No doubt Relevant is on to something when it cites our sex-saturated culture, dependence on pornography, and ubiquitous ‘do what feels good philosophy’ as contributors to premarital sex among Christians. But perhaps it is the case that Christians—like the culture at large—primarily have hopelessness to blame.
Most women still want to be princesses, and most men still seek to win a woman’s heart. Hefner and Sanger diminished the person to the mere sum of parts, yet we know that men and women are remarkable and multifarious, fantastic and so much more. There is still magic in the differences of the sexes—and what a joy it is to encounter them! Indeed, our world contains the possibility of being radically altered by this ‘other,’ who, through the eyes of love, suddenly becomes much larger than we saw before.
What an enormous capacity we have to love.
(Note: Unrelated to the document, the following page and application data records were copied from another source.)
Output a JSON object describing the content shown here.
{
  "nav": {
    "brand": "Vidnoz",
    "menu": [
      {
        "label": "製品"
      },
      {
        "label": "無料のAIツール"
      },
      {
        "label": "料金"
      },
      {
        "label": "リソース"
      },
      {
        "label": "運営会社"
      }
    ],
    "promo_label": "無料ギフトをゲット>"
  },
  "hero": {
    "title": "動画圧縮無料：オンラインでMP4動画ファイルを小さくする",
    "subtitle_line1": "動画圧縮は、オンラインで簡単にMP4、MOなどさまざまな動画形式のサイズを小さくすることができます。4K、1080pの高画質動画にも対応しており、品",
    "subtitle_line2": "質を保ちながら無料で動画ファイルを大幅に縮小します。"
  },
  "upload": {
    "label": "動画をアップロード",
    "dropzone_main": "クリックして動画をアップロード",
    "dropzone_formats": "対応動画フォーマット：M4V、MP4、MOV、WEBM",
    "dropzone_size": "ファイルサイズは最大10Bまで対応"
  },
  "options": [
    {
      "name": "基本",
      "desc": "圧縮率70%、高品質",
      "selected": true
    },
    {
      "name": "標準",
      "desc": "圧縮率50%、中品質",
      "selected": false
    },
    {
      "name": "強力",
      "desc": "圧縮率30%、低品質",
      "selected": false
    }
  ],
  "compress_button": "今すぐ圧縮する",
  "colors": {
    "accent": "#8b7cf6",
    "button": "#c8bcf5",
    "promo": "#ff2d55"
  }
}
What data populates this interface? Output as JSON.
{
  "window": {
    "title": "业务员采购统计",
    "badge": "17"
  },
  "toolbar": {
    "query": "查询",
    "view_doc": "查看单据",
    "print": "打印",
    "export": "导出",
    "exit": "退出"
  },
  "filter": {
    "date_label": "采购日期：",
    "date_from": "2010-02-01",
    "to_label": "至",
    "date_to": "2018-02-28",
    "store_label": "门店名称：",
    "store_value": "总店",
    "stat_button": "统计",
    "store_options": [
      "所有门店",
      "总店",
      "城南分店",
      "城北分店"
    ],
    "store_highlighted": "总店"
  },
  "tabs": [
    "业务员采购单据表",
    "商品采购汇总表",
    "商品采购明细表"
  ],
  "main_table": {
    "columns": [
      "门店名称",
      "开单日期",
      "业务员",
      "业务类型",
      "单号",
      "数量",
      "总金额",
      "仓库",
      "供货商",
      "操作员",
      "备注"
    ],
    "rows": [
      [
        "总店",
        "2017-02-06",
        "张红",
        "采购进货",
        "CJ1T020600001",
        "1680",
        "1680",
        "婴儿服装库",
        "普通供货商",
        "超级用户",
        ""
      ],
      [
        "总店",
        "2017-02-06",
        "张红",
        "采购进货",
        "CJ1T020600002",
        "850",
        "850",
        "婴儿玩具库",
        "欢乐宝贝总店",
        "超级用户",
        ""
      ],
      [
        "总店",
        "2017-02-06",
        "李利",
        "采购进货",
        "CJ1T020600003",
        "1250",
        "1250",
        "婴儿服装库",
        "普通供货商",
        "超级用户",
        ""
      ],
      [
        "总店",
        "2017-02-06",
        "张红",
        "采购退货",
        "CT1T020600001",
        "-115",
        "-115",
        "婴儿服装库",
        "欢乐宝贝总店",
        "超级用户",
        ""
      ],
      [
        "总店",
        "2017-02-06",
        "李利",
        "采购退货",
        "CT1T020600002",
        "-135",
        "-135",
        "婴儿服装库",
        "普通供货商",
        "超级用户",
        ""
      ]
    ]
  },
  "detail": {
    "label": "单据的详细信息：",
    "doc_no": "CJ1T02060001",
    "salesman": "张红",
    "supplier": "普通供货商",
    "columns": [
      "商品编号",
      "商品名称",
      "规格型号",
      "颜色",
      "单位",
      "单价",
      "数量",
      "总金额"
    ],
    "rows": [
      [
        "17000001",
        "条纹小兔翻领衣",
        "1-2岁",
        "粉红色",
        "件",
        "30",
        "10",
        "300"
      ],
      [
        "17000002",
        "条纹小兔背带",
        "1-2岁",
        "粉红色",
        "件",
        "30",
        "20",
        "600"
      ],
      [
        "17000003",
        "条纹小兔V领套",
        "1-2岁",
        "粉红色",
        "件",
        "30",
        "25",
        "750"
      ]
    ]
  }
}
With a revival of appreciation for the splendor of the person as male or female, we can experience both the mirth and the fulfillment that comes with encountering the other sex, and—just perhaps—pen an article titled, “Why Young Persons Would Wait Forevermore.”